The development of child pride apparel courtesy of corporate America is a remarkable illustration of how much validation LGBT activists crave today. Now pride month, which has really turned into pride season, is a new entitlement to guarantee said validation.
So how should we approach pride month today? To some, it’s a time calling for aggressive far-left activism. To others, it’s a Satanic ritual of a post-Christian society. To me, and to most gays, I imagine, it’s just an excuse to go out with neighbors who have something in common. Some gays will take the entire month and fly city to city for their favorite festivals. I don’t think many gay men really look at pride month as a desperately necessary instrument of tolerance. For corporate America, “pride” is an annual cash grab.
I never looked at my own sexuality as something I felt I needed to be “proud” of. Homosexuality is an immutable characteristic, not something to be proud or ashamed of. I’m no prouder to be gay than I am to be white. Of course, gay liberals love to condemn this idea as self-hating. At the same time, it’s easy to imagine their reaction if I were to pump my fist in the air and proclaim, “white pride.” Twitter celebrated pride month last year by reminding users “white gay privilege” is something to shame. (And spare me the lecture about “Velvet Rage,” I’ve read the book too.)

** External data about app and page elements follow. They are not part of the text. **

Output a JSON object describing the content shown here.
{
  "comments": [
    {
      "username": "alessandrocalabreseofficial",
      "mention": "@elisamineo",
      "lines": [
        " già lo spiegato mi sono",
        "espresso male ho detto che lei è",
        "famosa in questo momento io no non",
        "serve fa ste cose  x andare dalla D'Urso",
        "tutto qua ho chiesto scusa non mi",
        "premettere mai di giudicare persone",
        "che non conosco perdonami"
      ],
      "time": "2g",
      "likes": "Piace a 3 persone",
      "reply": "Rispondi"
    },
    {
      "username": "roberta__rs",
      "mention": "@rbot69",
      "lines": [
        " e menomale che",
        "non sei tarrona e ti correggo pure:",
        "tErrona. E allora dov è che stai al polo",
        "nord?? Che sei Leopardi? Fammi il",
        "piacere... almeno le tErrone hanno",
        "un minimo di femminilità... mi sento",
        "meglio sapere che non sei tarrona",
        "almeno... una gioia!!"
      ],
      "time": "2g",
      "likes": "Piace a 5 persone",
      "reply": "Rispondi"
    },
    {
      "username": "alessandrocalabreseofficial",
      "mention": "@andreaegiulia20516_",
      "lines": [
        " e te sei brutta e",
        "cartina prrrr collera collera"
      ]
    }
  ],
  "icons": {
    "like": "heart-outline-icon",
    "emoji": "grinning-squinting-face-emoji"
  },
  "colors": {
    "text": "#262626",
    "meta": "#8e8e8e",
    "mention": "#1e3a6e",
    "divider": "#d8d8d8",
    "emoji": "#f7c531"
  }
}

“Pride” is rooted in arrogance. But if you’re so proud to be gay or trans that you need to speak about your sexual identity with a third grader, maybe you’re not “proud” but profoundly insecure. The arrogance demonstrated by those who demand a month-long holiday to celebrate themselves is far less a manifestation of dark psychic forces of the devil at work than of generational narcissism.
Pride month today isn’t bringing anyone together. To the contrary, it’s only pulling us farther apart. The only universal common ground we have is our collective identity as Americans, and even patriotism itself has become politicized.
June, pride month, the solstice month, (my birthday month,) also happens to be home of Flag Day on the 14th. If we really want to unite the country, we might rethink our summer priorities in the run-up to July 4. We can start by replacing the front-porch rainbows with the stars and stripes. That’s not to say we can’t celebrate ourselves. I’m still going out with my brother in Chicago for my 26th in two weeks. But we can at least check the rainbow flags under the red, white, and blue banner.
The corporate onslaught during pride month has become so detached from the original intent, the divisive spectacle we’re left with makes a good case that we should focus our celebrations on shared values such as tolerance rather than issues of identity and sex. Until the Fortune 500 firms capitalizing on pride in the United States push for gay rights in Iran, there’s no better country to be gay in than America.